Provided data:
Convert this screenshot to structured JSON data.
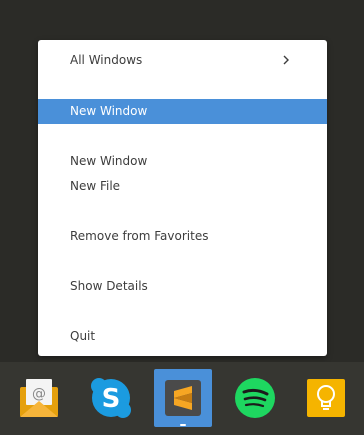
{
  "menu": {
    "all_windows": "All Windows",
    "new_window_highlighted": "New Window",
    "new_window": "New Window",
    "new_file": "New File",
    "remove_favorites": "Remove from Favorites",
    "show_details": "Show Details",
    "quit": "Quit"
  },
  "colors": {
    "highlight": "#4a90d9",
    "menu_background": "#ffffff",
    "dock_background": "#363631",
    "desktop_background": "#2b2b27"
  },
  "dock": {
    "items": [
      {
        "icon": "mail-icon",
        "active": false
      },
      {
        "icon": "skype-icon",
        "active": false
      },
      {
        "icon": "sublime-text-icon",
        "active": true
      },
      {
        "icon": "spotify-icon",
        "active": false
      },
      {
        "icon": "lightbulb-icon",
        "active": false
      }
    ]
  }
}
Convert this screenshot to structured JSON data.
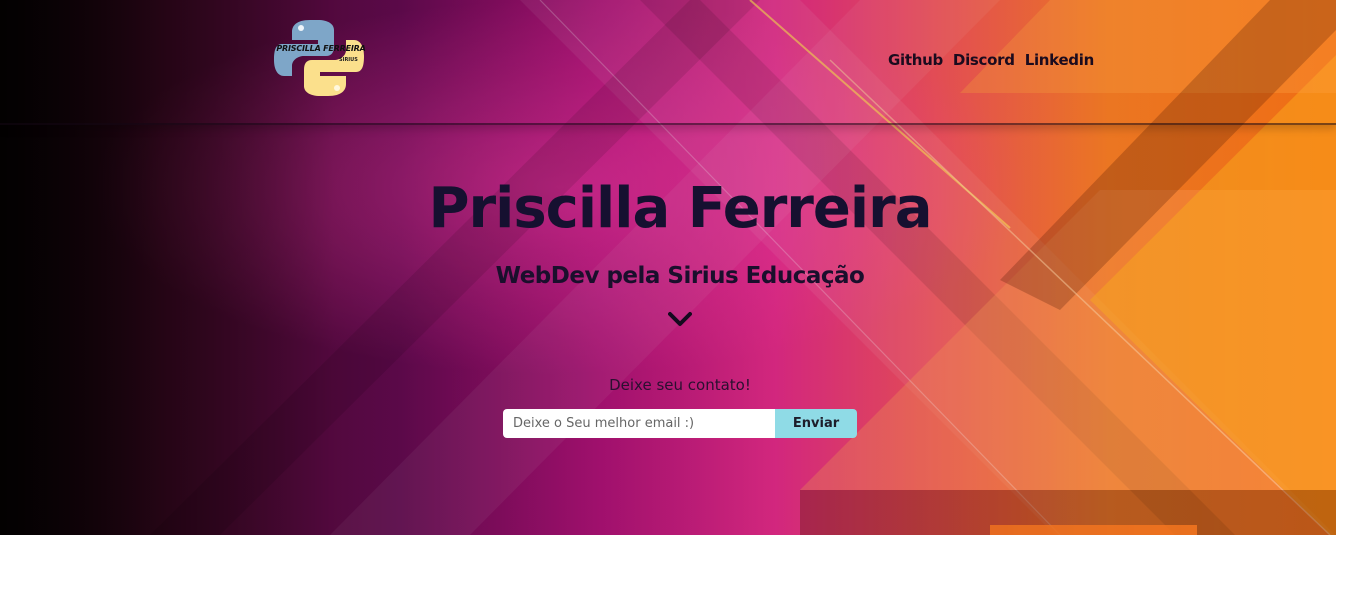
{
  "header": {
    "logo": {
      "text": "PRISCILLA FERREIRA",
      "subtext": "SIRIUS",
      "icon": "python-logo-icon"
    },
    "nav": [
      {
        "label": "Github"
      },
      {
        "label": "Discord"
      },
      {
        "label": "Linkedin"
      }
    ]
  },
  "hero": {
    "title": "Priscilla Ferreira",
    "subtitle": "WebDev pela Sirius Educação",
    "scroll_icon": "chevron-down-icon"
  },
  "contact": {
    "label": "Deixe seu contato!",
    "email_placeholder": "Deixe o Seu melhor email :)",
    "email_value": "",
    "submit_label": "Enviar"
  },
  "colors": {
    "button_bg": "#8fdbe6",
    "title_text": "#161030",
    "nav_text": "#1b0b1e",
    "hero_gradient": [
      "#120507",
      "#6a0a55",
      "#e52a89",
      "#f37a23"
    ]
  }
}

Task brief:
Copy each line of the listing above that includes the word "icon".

Answer to the problem:
        "icon": "mail-icon",
        "icon": "skype-icon",
        "icon": "sublime-text-icon",
        "icon": "spotify-icon",
        "icon": "lightbulb-icon",
      "icon": "python-logo-icon"
    "scroll_icon": "chevron-down-icon"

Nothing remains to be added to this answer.